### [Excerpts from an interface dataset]
============================================================

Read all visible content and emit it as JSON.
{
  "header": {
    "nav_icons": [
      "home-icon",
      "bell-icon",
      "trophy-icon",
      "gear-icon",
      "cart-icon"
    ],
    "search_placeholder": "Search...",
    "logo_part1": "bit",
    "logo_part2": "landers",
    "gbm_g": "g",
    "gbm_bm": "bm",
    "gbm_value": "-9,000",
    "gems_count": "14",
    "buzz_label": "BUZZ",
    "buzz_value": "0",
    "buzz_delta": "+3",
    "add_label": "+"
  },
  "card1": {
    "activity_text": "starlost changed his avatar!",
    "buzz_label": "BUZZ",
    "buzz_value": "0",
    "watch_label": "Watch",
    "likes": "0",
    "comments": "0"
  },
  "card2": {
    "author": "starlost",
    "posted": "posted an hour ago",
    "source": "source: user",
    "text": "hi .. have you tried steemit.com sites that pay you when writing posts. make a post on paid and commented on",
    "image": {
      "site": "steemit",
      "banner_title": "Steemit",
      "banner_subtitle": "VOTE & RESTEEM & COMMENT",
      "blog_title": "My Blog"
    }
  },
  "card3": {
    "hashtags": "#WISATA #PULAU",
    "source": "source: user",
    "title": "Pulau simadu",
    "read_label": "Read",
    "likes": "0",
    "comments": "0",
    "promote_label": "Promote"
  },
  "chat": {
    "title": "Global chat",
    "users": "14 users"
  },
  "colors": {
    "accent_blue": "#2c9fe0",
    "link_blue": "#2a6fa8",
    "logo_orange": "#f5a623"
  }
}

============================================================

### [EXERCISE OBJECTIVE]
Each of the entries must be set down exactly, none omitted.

### [WORKED SOLUTION]
Read all visible content and emit it as JSON.
{
  "header": {
    "nav_icons": [
      "home-icon",
      "bell-icon",
      "trophy-icon",
      "gear-icon",
      "cart-icon"
    ],
    "search_placeholder": "Search...",
    "logo_part1": "bit",
    "logo_part2": "landers",
    "gbm_g": "g",
    "gbm_bm": "bm",
    "gbm_value": "-9,000",
    "gems_count": "14",
    "buzz_label": "BUZZ",
    "buzz_value": "0",
    "buzz_delta": "+3",
    "add_label": "+"
  },
  "card1": {
    "activity_text": "starlost changed his avatar!",
    "buzz_label": "BUZZ",
    "buzz_value": "0",
    "watch_label": "Watch",
    "likes": "0",
    "comments": "0"
  },
  "card2": {
    "author": "starlost",
    "posted": "posted an hour ago",
    "source": "source: user",
    "text": "hi .. have you tried steemit.com sites that pay you when writing posts. make a post on paid and commented on",
    "image": {
      "site": "steemit",
      "banner_title": "Steemit",
      "banner_subtitle": "VOTE & RESTEEM & COMMENT",
      "blog_title": "My Blog"
    }
  },
  "card3": {
    "hashtags": "#WISATA #PULAU",
    "source": "source: user",
    "title": "Pulau simadu",
    "read_label": "Read",
    "likes": "0",
    "comments": "0",
    "promote_label": "Promote"
  },
  "chat": {
    "title": "Global chat",
    "users": "14 users"
  },
  "colors": {
    "accent_blue": "#2c9fe0",
    "link_blue": "#2a6fa8",
    "logo_orange": "#f5a623"
  }
}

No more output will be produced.